line decor

About Euphorbiaceae

Cultivation - Soil and Feeding

The soil performs three basic functions for plants:

  1. The soil should give the plants a chance to root down and hold firm. In cultivation, this means the soil must not be too dense and prevent the roots penetrating. Furthermore, the soil must be well-drained so that surplus water can run away and so avoid root rot.

  2. The soil needs hold a certain amount of moisture for use by the plants.

  3. Finally the soil should provide the plants with necessary nutrients for the growing season. Plants in pots rapidly exhaust the soil and need regular feeding or repotting when required.

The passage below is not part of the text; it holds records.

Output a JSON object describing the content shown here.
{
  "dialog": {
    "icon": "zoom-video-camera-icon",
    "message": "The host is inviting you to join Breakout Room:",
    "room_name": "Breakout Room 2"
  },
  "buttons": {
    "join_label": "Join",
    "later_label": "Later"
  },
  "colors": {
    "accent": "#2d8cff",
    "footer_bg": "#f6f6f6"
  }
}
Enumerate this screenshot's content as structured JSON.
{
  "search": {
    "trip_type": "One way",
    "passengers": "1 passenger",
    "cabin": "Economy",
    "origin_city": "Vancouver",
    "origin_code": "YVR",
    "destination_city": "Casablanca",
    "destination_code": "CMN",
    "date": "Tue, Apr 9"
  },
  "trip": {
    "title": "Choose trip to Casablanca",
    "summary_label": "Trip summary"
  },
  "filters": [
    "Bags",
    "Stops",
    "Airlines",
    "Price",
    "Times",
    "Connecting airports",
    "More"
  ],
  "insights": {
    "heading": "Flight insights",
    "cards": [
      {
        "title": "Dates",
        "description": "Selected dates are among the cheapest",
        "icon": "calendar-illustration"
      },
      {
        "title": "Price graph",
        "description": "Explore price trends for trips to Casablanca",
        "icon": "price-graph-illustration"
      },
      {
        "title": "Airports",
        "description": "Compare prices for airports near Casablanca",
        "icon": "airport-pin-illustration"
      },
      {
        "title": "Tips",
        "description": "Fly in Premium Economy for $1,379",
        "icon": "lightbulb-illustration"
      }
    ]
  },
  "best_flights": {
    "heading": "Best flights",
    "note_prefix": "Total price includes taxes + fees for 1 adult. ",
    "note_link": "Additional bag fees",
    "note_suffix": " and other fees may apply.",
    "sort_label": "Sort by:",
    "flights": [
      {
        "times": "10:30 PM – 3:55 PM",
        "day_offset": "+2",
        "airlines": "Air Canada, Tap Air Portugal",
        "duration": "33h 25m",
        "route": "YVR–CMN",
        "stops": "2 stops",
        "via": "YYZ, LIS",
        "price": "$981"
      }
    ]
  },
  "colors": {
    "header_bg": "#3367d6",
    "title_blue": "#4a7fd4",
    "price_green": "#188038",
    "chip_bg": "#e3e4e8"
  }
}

After repotting, plants get all the nutrients they need from the new soil, but they soon use them up and need feeding. There are two main groups of fertilizer which differ in content. The so-called complete fertilizers contain nitrogen (N), phosphates (P) and potash (K). It is preferable to choose fertilizers with a low nitrogen content, but as the composition of all fertilizers varies considerably, it is best to vary the brand from time to time to avoid a deficiency of any particular component. Complete fertilizers also contain trace elements besides the normal components. These are required by plants, but with sufficient use of complete fertilizers and regular repotting, it is rarely necessary to use special fertilizers with these trace elements. However if you feel the need to use trace elements, please carefully follow the instructions, as an overdose can kill the plants. During the growing season regular but light fertilizing is recommended. Repotting small or slow-growing species is not necessary every year. Faster-growing species, however, can exhaust the soil after a year, despite regular feeding, although increasing the dose can delay the necessity to repot. However the danger of this system is that the plants can become torpid and susceptible to disease.

Monadenium rubellum



Soil and Feeding



Producing, harvesting and sowing Seed

Vegetative Propagation